We can see that more easily if we reverse the figures. If 87% buy liquid soap, then 13% don’t. And if 71% buy solid soap, then 29% don’t. Add those two together, and we find that 42% of people only ever buy one form of soap, either solid or liquid. Which means that 58% of people buy both. (That’s discounting the possibility that some people may buy no soap at all, but it’s correct if the survey is of soap buyers in particular rather than shoppers in general).

Now, if 58% of people buy both solid and liquid soap, that probably means that they’re using them for different purposes or in different contexts. So, what are those different uses?

Well, my own experience, and something which seems to be borne out by observation of other people’s houses when I happen to find myself in one, is that liquid soap is more convenient for handwashing. A liquid soap dispenser by the kitchen sink, or beside the sink in a bathroom or toilet, is both convenient and non-messy – unlike bar soap, which can get nastily grungy in soap dish by the sink. Liquid soap also makes it easier, when washing your hands, to ensure that you get soap even into the cracks and get your hands nice and clean all over.

For bathing or showering, on the other hand, bar soap works better. As the BBC article says, you can hold it in one hand, which makes it easier to give yourself a good scrub. And all the other reasons in the article apply too, including the fact that bar soap is generally perceived as more luxurious. You can also use bar soap under water, which is pretty much essential in the bath. You can’t do that with liquid soap as it all dissolves away faster than you can apply it to your skin.

I’ve got no stats to support it (other than those from Mintel quoted by the BBC), but I’d hazard a guess that the overwhelming majority of people who take a bath regularly use bar soap. And almost certainly a majority of those who prefer a shower, although in this case there is a significant minority who prefer shower gels (which, quite probably, accounts for the difference between bar soap buyers and liquid soap buyers – the 29% of people who never buy bar soap are very likely to be showerers rather than bathers and prefer gel to solid soap).

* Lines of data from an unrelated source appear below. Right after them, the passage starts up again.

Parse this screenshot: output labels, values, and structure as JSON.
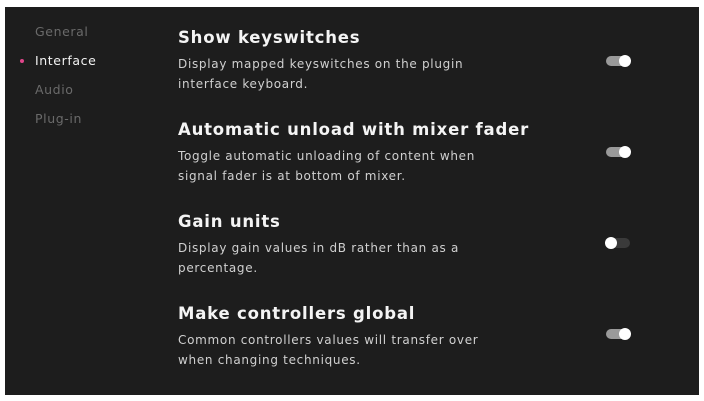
{
  "sidebar": {
    "items": [
      {
        "label": "General",
        "active": false
      },
      {
        "label": "Interface",
        "active": true
      },
      {
        "label": "Audio",
        "active": false
      },
      {
        "label": "Plug-in",
        "active": false
      }
    ]
  },
  "settings": [
    {
      "title": "Show keyswitches",
      "description": "Display mapped keyswitches on the plugin interface keyboard.",
      "enabled": true
    },
    {
      "title": "Automatic unload with mixer fader",
      "description": "Toggle automatic unloading of content when signal fader is at bottom of mixer.",
      "enabled": true
    },
    {
      "title": "Gain units",
      "description": "Display gain values in dB rather than as a percentage.",
      "enabled": false
    },
    {
      "title": "Make controllers global",
      "description": "Common controllers values will transfer over when changing techniques.",
      "enabled": true
    }
  ],
  "colors": {
    "background": "#1d1d1d",
    "accent": "#e0468a",
    "toggle_on": "#9a9a9a",
    "toggle_off": "#3a3a3a"
  }
}
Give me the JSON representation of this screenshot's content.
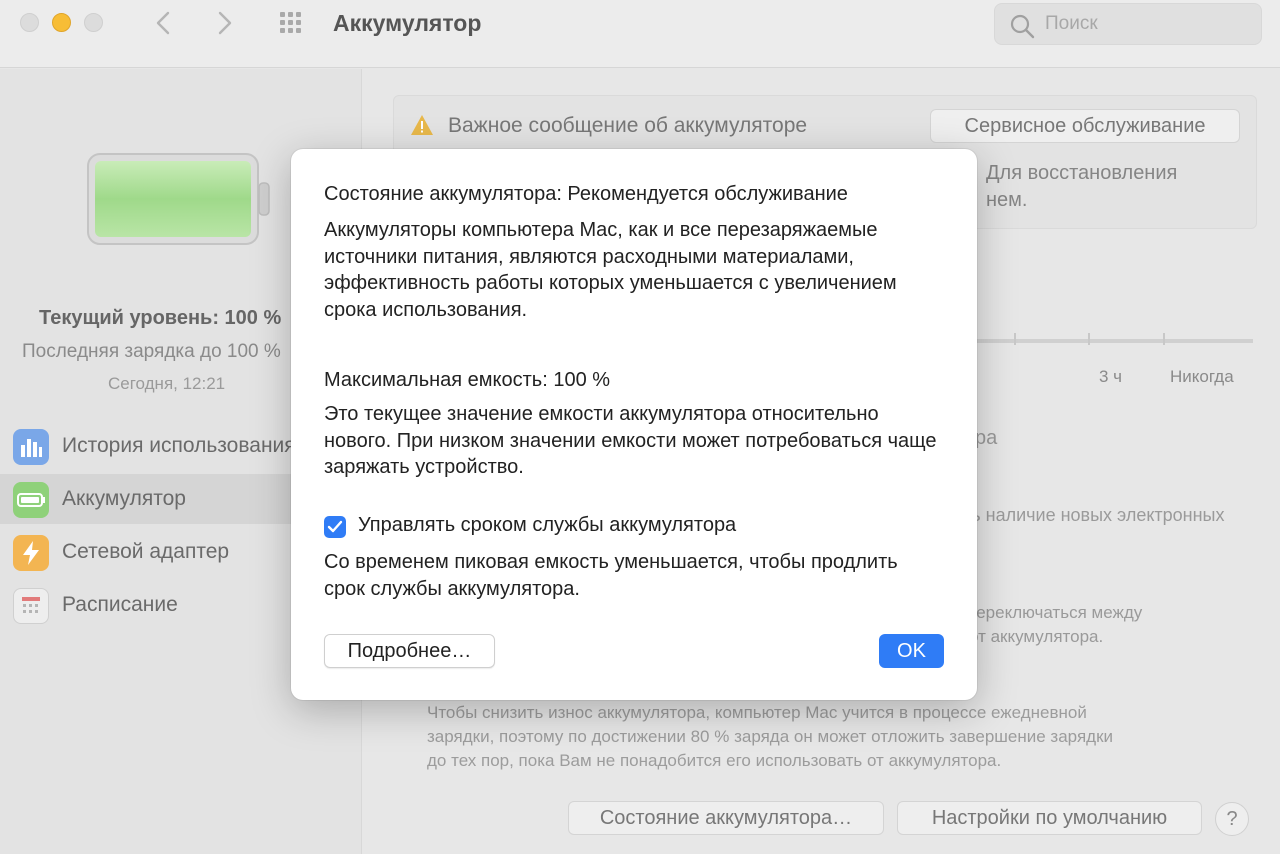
{
  "window": {
    "title": "Аккумулятор",
    "search_placeholder": "Поиск"
  },
  "sidebar": {
    "current_level": "Текущий уровень: 100 %",
    "last_charge": "Последняя зарядка до 100 %",
    "last_charge_time": "Сегодня, 12:21",
    "items": [
      {
        "label": "История использования"
      },
      {
        "label": "Аккумулятор"
      },
      {
        "label": "Сетевой адаптер"
      },
      {
        "label": "Расписание"
      }
    ],
    "selected_index": 1
  },
  "main": {
    "important_message": "Важное сообщение об аккумуляторе",
    "service_button": "Сервисное обслуживание",
    "message_text_line1": "Для восстановления",
    "message_text_line2": "нем.",
    "slider_labels": [
      "3 ч",
      "Никогда"
    ],
    "partial_text_1": "ра",
    "partial_text_2": "ть наличие новых электронных",
    "partial_text_3": "переключаться между",
    "partial_text_4": "от аккумулятора.",
    "optimized_text": [
      "Чтобы снизить износ аккумулятора, компьютер Mac учится в процессе ежедневной",
      "зарядки, поэтому по достижении 80 % заряда он может отложить завершение зарядки",
      "до тех пор, пока Вам не понадобится его использовать от аккумулятора."
    ],
    "battery_health_button": "Состояние аккумулятора…",
    "defaults_button": "Настройки по умолчанию",
    "help_button": "?"
  },
  "dialog": {
    "heading": "Состояние аккумулятора: Рекомендуется обслуживание",
    "body1": "Аккумуляторы компьютера Mac, как и все перезаряжаемые источники питания, являются расходными материалами, эффективность работы которых уменьшается с увеличением срока использования.",
    "max_capacity": "Максимальная емкость: 100 %",
    "body2": "Это текущее значение емкости аккумулятора относительно нового. При низком значении емкости может потребоваться чаще заряжать устройство.",
    "checkbox_label": "Управлять сроком службы аккумулятора",
    "checkbox_checked": true,
    "body3": "Со временем пиковая емкость уменьшается, чтобы продлить срок службы аккумулятора.",
    "more_button": "Подробнее…",
    "ok_button": "OK"
  },
  "colors": {
    "accent": "#2f7cf6",
    "minimize_light": "#f7bd36",
    "battery_fill": "#9fd98a"
  },
  "battery_level_fraction": 1.0
}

Either way, though, the implication in the article’s headline and introductory text, that bar soap users are a dwindling minority, is completely false. Maybe the BBC could do an article on how not to misread statistics?